Tim Wells: Stand Up and Spit

-In Conversation with Tim Wells about his Ranting Project-

Attila the Stockbroker
Attila the Stockbroker

I did a separate couple of interviews last year for creative writing students who kept asking me about the influence of hip hop on my poetry. One of them was non-plussed by answer that there isn’t any, and the other chose to ignore it. The fact that I was writing and gigging, spoken word gigs at that, before hip hop, was a source of amazement to one and did not compute with the other.

That then got me to thinking why the genre and generation of poetry, Ranting Verse, that I started gigging with is so little known by the young people. The Roundhouse Collective has hip-hoppers ten a penny, indeterminate hip-hoppers at that, but nary a ranter.

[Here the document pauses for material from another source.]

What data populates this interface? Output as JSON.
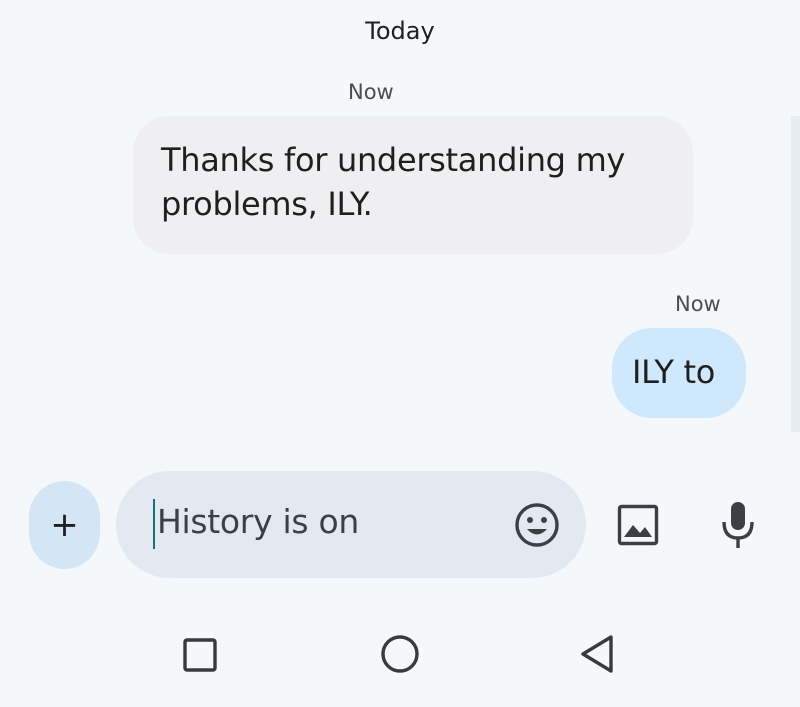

It became apparent that my generation was too new to be history and yet was before the interweb. Not being on the interweb is commensurate with being invisible these days.

Discussion on this led me to being funded by Arts Council England to research ranting verse with a view towards an exhibition and some gigs. Money to research my youth? Sweet!

I’ve always laughed at bloggers, all that earnest, ill-informed opinion. So it pained me somewhat to become one myself. I’ve been blogging my research but have mainly avoided half-baked opinion by letting the old interviews from ‘zines and music papers, poems, and flyers speak for themselves. Rant for themselves even.

I’ve been collating material from people I gigged with, poets I admired and some of the historical context that fed into ranting. I’ve been to libraries, museums and persuaded friends to look under their beds and at the bottom of their wardrobes for the old papers and ‘zines we’ve been hoarding from the 80s.

Ranting burst pimplelike onto the face of poetry in the early 80s. The best known names were Seething Wells, Attila the Stockbroker and Joolz. As important were poets like Linton Kwesi Johnston and Michael Smith. Whilst ‘dub poetry’ is often nowadays seen as a separate thing, at the time we were all gigging together. One particular area of interest to me is why young people gravitate to an American form like hip hop, when reggae was such a huge part of British life to people of my generation. Reggae for me is a newspaper whereas hip-hop is a shopping list. I’ve yet to draw the conclusions but the blog is starting to form both questions and answers as more and more material is added.

Linton Kwesi Johnston and John Cooper Clarke
Linton Kwesi Johnston and John Cooper Clarke

Nowadays interviews are on the interweb and can be viewed by everyone. It’s apparent that pre-interweb ‘zines took the place of a more direct voice. The music press interviewed poets like LKJ and Attila (yes, poets on the front of the national music press)! In the papers the poets talk the talk but it’s in the smaller, more localised ‘zines that the interviewees really shout the odds. It’s a layer of expression and insight that I think we’ve largely lost for fear of scrutiny.

Several younger readers have told me they’re surprised at how much the ranters did. There are the press interviews, national TV appearances (we had 4 TV channels in those days) and gigs with major bands, and gigs, gigs, gigs.

Michael Smith
Michael Smith

This leads to the claim that the following generation of poets, the ‘performance poets’, made that they were taking poetry back to the people look like the empty boast it was. The poetry was already with the people. What had changed between the ranters and the ‘performance poets’ was that arts administrators had grabbed poetry and put themselves in the line to get paid. It wouldn’t be a Tim Wells piece without some mention of class, now would it?

The blog is still being added to and I’m still researching material. Favourites so far for me have been Michael Smith, he was such an inspiration to us before he was horribly murdered, and a ‘zine interview with me that I have no recollection of.

The name of the blog comes from a song by the Members, one of the reggae loving punk bands that caught the mood of the times so well. They’re also a band that myself and Porky the Poet used to go see frequently. These days Members singer Nicky Tesco comes to our gigs.

There’s lots more to come, reminiscences, old interviews, poems and rare clips of the original ranters, as well as the poets that inspired us.

Please have a butcher’s: http://standupandspit.wordpress.com